__Problem to solve__: Given the records below, set each one down again exactly as it reads.

##########

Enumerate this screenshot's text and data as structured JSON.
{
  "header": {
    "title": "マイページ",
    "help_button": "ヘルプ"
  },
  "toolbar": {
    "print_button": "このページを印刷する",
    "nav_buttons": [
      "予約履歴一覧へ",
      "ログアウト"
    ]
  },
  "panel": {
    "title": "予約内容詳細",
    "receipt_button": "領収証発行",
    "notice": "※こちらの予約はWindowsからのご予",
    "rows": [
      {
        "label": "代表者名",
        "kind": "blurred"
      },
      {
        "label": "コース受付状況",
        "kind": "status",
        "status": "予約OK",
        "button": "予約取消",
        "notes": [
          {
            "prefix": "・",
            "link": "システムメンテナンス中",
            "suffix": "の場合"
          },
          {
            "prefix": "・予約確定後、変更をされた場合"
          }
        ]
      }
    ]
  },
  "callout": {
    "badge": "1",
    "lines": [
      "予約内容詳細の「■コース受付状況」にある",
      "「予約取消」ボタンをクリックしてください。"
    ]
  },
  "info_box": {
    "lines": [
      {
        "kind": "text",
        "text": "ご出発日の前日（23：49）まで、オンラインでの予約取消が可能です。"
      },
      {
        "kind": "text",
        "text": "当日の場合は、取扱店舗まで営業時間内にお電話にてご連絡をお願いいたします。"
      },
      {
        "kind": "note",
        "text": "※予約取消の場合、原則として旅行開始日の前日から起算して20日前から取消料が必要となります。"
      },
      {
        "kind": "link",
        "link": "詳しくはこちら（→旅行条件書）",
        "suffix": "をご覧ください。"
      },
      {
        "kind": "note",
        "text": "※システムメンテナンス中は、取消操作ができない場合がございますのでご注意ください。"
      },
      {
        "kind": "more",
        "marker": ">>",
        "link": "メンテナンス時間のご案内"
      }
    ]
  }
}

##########

__Written response__:
Enumerate this screenshot's text and data as structured JSON.
{
  "header": {
    "title": "マイページ",
    "help_button": "ヘルプ"
  },
  "toolbar": {
    "print_button": "このページを印刷する",
    "nav_buttons": [
      "予約履歴一覧へ",
      "ログアウト"
    ]
  },
  "panel": {
    "title": "予約内容詳細",
    "receipt_button": "領収証発行",
    "notice": "※こちらの予約はWindowsからのご予",
    "rows": [
      {
        "label": "代表者名",
        "kind": "blurred"
      },
      {
        "label": "コース受付状況",
        "kind": "status",
        "status": "予約OK",
        "button": "予約取消",
        "notes": [
          {
            "prefix": "・",
            "link": "システムメンテナンス中",
            "suffix": "の場合"
          },
          {
            "prefix": "・予約確定後、変更をされた場合"
          }
        ]
      }
    ]
  },
  "callout": {
    "badge": "1",
    "lines": [
      "予約内容詳細の「■コース受付状況」にある",
      "「予約取消」ボタンをクリックしてください。"
    ]
  },
  "info_box": {
    "lines": [
      {
        "kind": "text",
        "text": "ご出発日の前日（23：49）まで、オンラインでの予約取消が可能です。"
      },
      {
        "kind": "text",
        "text": "当日の場合は、取扱店舗まで営業時間内にお電話にてご連絡をお願いいたします。"
      },
      {
        "kind": "note",
        "text": "※予約取消の場合、原則として旅行開始日の前日から起算して20日前から取消料が必要となります。"
      },
      {
        "kind": "link",
        "link": "詳しくはこちら（→旅行条件書）",
        "suffix": "をご覧ください。"
      },
      {
        "kind": "note",
        "text": "※システムメンテナンス中は、取消操作ができない場合がございますのでご注意ください。"
      },
      {
        "kind": "more",
        "marker": ">>",
        "link": "メンテナンス時間のご案内"
      }
    ]
  }
}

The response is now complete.